Using the string "title" as the key, pull each matching line out of the records below.

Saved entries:
---------------

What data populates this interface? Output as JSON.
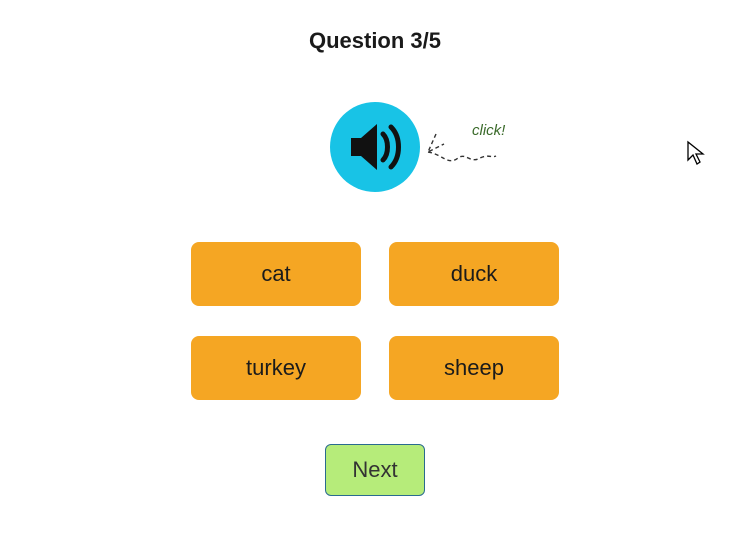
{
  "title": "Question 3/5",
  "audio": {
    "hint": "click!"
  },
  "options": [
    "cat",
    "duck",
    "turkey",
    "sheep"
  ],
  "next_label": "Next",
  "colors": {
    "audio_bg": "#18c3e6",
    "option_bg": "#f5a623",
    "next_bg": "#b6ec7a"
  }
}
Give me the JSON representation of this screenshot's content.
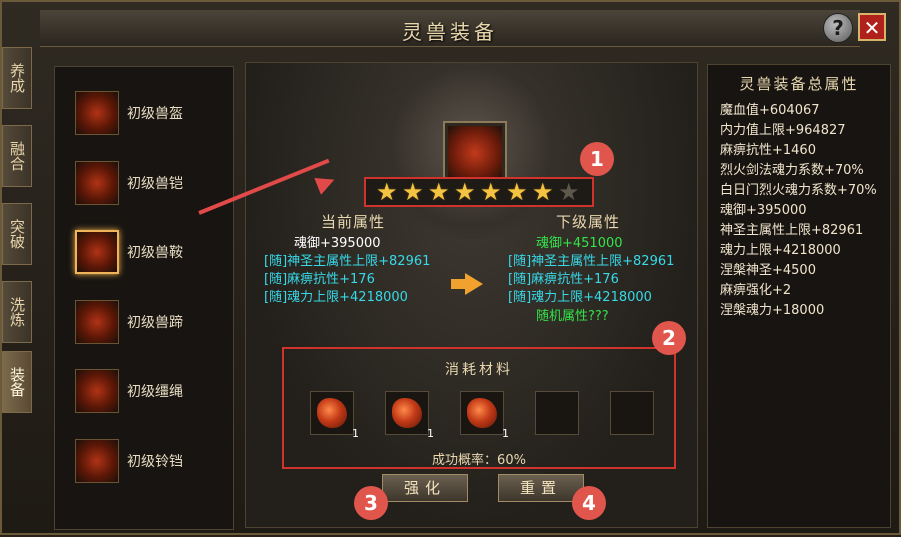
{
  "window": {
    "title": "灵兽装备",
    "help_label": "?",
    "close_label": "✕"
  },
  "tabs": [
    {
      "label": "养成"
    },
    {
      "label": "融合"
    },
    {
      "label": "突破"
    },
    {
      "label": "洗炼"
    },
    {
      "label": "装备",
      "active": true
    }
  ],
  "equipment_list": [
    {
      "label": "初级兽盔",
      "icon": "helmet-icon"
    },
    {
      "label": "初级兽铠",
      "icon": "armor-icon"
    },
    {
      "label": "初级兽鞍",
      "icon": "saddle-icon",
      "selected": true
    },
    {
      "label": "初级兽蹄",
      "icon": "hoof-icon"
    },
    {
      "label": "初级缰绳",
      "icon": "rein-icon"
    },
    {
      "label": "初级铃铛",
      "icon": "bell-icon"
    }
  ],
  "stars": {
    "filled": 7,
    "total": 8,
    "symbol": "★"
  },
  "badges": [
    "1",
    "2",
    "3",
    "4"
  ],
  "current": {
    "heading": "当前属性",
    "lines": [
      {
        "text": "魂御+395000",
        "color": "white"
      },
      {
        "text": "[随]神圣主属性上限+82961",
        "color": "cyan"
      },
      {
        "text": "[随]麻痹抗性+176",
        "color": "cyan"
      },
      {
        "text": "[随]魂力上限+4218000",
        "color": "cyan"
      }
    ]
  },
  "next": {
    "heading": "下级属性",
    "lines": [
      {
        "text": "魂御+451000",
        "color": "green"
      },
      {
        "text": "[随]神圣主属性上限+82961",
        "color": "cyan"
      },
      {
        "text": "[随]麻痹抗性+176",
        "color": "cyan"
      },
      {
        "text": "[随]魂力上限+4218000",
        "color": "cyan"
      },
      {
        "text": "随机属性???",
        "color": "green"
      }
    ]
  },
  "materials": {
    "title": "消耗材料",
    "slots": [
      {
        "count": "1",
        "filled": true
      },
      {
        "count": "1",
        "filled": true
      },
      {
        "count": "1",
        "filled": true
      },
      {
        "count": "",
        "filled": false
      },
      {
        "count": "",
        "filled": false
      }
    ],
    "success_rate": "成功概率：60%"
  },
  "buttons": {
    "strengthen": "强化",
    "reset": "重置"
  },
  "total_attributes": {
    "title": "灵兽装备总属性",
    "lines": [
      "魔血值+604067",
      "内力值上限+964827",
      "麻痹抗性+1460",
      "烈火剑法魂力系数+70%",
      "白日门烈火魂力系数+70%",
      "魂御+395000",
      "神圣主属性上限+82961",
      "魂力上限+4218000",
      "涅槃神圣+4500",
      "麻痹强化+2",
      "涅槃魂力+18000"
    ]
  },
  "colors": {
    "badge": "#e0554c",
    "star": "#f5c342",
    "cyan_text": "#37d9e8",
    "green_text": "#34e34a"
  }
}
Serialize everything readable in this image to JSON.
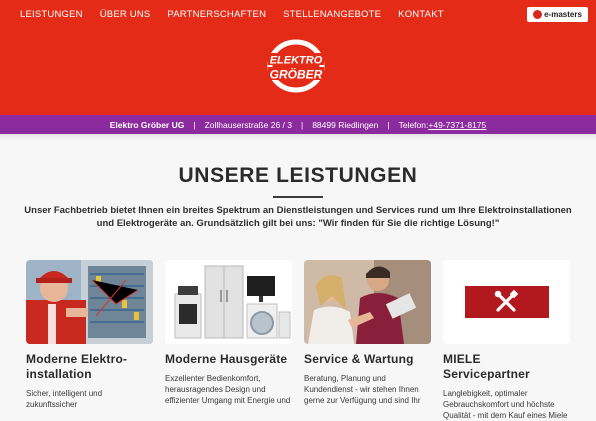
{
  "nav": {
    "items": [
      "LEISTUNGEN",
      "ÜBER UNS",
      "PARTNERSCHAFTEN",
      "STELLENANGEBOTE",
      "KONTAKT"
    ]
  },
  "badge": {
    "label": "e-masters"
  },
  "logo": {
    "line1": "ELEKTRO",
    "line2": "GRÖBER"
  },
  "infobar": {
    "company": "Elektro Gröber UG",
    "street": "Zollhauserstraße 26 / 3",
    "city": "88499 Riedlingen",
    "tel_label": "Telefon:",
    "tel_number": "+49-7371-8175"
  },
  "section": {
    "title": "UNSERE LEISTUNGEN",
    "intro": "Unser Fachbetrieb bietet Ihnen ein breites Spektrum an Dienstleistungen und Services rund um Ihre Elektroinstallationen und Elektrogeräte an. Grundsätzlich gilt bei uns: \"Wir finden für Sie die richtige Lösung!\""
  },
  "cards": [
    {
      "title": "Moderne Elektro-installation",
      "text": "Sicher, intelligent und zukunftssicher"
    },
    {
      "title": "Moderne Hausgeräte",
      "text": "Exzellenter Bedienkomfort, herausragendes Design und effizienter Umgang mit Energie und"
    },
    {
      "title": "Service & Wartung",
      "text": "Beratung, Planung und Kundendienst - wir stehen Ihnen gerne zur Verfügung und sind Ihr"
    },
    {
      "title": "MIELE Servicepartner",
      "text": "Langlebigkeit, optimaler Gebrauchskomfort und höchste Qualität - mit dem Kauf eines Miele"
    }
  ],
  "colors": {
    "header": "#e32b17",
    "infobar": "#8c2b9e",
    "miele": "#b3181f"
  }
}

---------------

_TASK SOLUTION_.
  "title": "Question 3/5",
    "title": "灵兽装备",
    "title": "消耗材料",
    "title": "灵兽装备总属性",
    "title": "UNSERE LEISTUNGEN",
      "title": "Moderne Elektro-installation",
      "title": "Moderne Hausgeräte",
      "title": "Service & Wartung",
      "title": "MIELE Servicepartner",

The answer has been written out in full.